"Life was like that, doors of possibility constantly opening and closing as one blindly made one's way through."
I have loved Kate Morton's books ever since reading 'The Forgotten Garden' a few years ago - with her most recent being 'The Secret Keeper' and could not wait to read this one! I literally had a count down to the publication date, but life has a way of distracting me lately and I ended up waiting a month or two to read it. Well worth the wait!
In usual Kate Morton fashion, The Lake House, is full of intrigue, family secrets, and unexpected connections - with some history and a little romance thrown in there as well. The novel weaves back and forth between 16-year-old Alice Edevane in 1933, living at her family's estate, the 'Lake House' and a young women named Sadie seventy years later who, while on leave from her job as a detective, stumbles on the old house. Left in ruins after the family's baby son, Theo, mysteriously disappeared on the night of the annual Midsummer party, the house is full of secrets waiting to be unraveled. Coping with her own troubled past, Sadie begins to dig deeper into the Edevane's past and soon finds herself absorbed in finding out exactly what happened to Theo on the night of the party.

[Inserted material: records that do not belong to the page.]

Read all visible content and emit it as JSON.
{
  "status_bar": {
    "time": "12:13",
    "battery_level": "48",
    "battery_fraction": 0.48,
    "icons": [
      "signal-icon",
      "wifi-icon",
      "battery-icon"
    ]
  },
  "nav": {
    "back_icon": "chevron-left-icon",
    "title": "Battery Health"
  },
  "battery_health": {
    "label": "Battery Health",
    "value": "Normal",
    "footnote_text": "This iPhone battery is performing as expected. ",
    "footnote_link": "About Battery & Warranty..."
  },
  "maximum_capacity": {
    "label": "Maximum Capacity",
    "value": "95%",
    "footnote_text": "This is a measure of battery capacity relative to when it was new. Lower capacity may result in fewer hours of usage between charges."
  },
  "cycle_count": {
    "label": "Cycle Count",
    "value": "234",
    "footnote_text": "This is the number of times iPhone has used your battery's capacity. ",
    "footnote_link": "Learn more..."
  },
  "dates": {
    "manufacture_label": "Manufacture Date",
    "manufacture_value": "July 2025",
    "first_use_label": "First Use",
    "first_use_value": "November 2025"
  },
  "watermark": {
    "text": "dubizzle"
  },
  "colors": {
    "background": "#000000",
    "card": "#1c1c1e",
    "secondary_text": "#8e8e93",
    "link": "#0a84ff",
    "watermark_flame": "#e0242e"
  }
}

This one took me a little while to get into, - there was a lot of things going on in the beginning that took sometime to come together - but after a few chapters, I was hooked. Kate Morton has the wonderful ability to connect story lines in both the past and the present with seamless effort. Her fairy-tale like description of her settings are beautiful and captivating and this novel was not exception. And the characterization is spot on - by the middle of her novels, I feel so absorbed in the characters and, as much as I can't stop reading the book, there is always a huge part of me that doesn't want it to end because I will inevitably have to leave the characters behind.
A wonderful book by an amazing author and storyteller! I can't wait to see what else Kate Morton is up to next.
This book was #2 on my top ten list of 2015.